Segment Start: Exercise data
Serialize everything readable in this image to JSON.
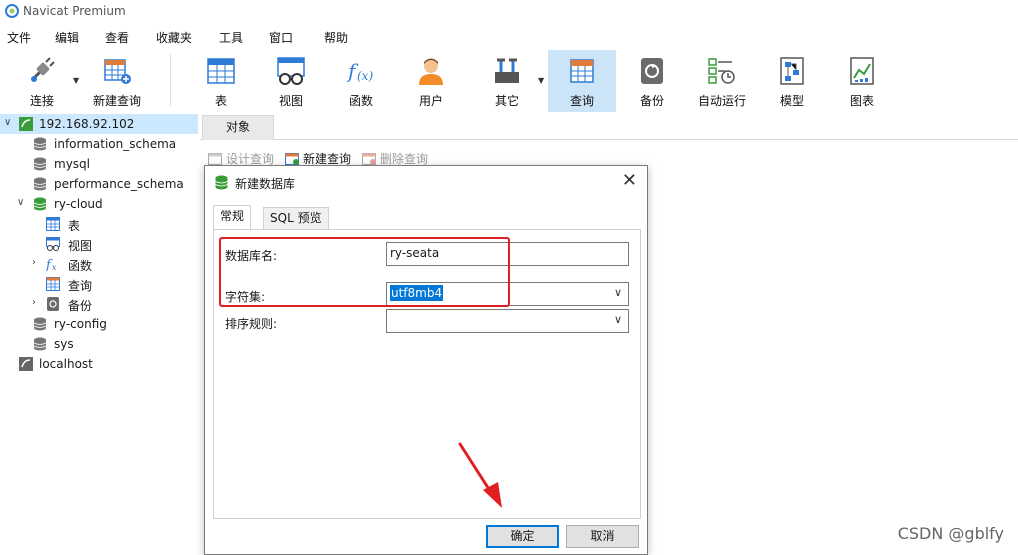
{
  "app": {
    "title": "Navicat Premium"
  },
  "menu": [
    "文件",
    "编辑",
    "查看",
    "收藏夹",
    "工具",
    "窗口",
    "帮助"
  ],
  "toolbar": {
    "items": [
      {
        "label": "连接",
        "icon": "connection-plug-icon"
      },
      {
        "label": "新建查询",
        "icon": "new-query-icon"
      },
      {
        "label": "表",
        "icon": "table-icon"
      },
      {
        "label": "视图",
        "icon": "view-icon"
      },
      {
        "label": "函数",
        "icon": "function-icon"
      },
      {
        "label": "用户",
        "icon": "user-icon"
      },
      {
        "label": "其它",
        "icon": "tools-icon"
      },
      {
        "label": "查询",
        "icon": "query-icon"
      },
      {
        "label": "备份",
        "icon": "backup-icon"
      },
      {
        "label": "自动运行",
        "icon": "schedule-icon"
      },
      {
        "label": "模型",
        "icon": "model-icon"
      },
      {
        "label": "图表",
        "icon": "chart-icon"
      }
    ],
    "active": "查询"
  },
  "tree": {
    "nodes": [
      {
        "label": "192.168.92.102",
        "icon": "connection-icon"
      },
      {
        "label": "information_schema",
        "icon": "database-icon"
      },
      {
        "label": "mysql",
        "icon": "database-icon"
      },
      {
        "label": "performance_schema",
        "icon": "database-icon"
      },
      {
        "label": "ry-cloud",
        "icon": "database-open-icon"
      },
      {
        "label": "表",
        "icon": "table-icon"
      },
      {
        "label": "视图",
        "icon": "view-icon"
      },
      {
        "label": "函数",
        "icon": "function-icon"
      },
      {
        "label": "查询",
        "icon": "query-icon"
      },
      {
        "label": "备份",
        "icon": "backup-icon"
      },
      {
        "label": "ry-config",
        "icon": "database-icon"
      },
      {
        "label": "sys",
        "icon": "database-icon"
      },
      {
        "label": "localhost",
        "icon": "connection-icon"
      }
    ]
  },
  "objects_tab": {
    "label": "对象"
  },
  "object_toolbar": {
    "design_query": "设计查询",
    "new_query": "新建查询",
    "delete_query": "删除查询"
  },
  "dialog": {
    "title": "新建数据库",
    "tabs": [
      "常规",
      "SQL 预览"
    ],
    "fields": {
      "db_name_label": "数据库名:",
      "db_name_value": "ry-seata",
      "charset_label": "字符集:",
      "charset_value": "utf8mb4",
      "collation_label": "排序规则:",
      "collation_value": ""
    },
    "ok_label": "确定",
    "cancel_label": "取消"
  },
  "watermark": "CSDN @gblfy",
  "colors": {
    "highlight": "#e02020",
    "selection": "#0078d7",
    "active_tool": "#cce4f7"
  }
}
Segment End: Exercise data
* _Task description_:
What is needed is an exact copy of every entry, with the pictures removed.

* _Output of the exercise_:
Serialize everything readable in this image to JSON.
{
  "app": {
    "title": "Navicat Premium"
  },
  "menu": [
    "文件",
    "编辑",
    "查看",
    "收藏夹",
    "工具",
    "窗口",
    "帮助"
  ],
  "toolbar": {
    "items": [
      {
        "label": "连接",
        "icon": "connection-plug-icon"
      },
      {
        "label": "新建查询",
        "icon": "new-query-icon"
      },
      {
        "label": "表",
        "icon": "table-icon"
      },
      {
        "label": "视图",
        "icon": "view-icon"
      },
      {
        "label": "函数",
        "icon": "function-icon"
      },
      {
        "label": "用户",
        "icon": "user-icon"
      },
      {
        "label": "其它",
        "icon": "tools-icon"
      },
      {
        "label": "查询",
        "icon": "query-icon"
      },
      {
        "label": "备份",
        "icon": "backup-icon"
      },
      {
        "label": "自动运行",
        "icon": "schedule-icon"
      },
      {
        "label": "模型",
        "icon": "model-icon"
      },
      {
        "label": "图表",
        "icon": "chart-icon"
      }
    ],
    "active": "查询"
  },
  "tree": {
    "nodes": [
      {
        "label": "192.168.92.102",
        "icon": "connection-icon"
      },
      {
        "label": "information_schema",
        "icon": "database-icon"
      },
      {
        "label": "mysql",
        "icon": "database-icon"
      },
      {
        "label": "performance_schema",
        "icon": "database-icon"
      },
      {
        "label": "ry-cloud",
        "icon": "database-open-icon"
      },
      {
        "label": "表",
        "icon": "table-icon"
      },
      {
        "label": "视图",
        "icon": "view-icon"
      },
      {
        "label": "函数",
        "icon": "function-icon"
      },
      {
        "label": "查询",
        "icon": "query-icon"
      },
      {
        "label": "备份",
        "icon": "backup-icon"
      },
      {
        "label": "ry-config",
        "icon": "database-icon"
      },
      {
        "label": "sys",
        "icon": "database-icon"
      },
      {
        "label": "localhost",
        "icon": "connection-icon"
      }
    ]
  },
  "objects_tab": {
    "label": "对象"
  },
  "object_toolbar": {
    "design_query": "设计查询",
    "new_query": "新建查询",
    "delete_query": "删除查询"
  },
  "dialog": {
    "title": "新建数据库",
    "tabs": [
      "常规",
      "SQL 预览"
    ],
    "fields": {
      "db_name_label": "数据库名:",
      "db_name_value": "ry-seata",
      "charset_label": "字符集:",
      "charset_value": "utf8mb4",
      "collation_label": "排序规则:",
      "collation_value": ""
    },
    "ok_label": "确定",
    "cancel_label": "取消"
  },
  "watermark": "CSDN @gblfy",
  "colors": {
    "highlight": "#e02020",
    "selection": "#0078d7",
    "active_tool": "#cce4f7"
  }
}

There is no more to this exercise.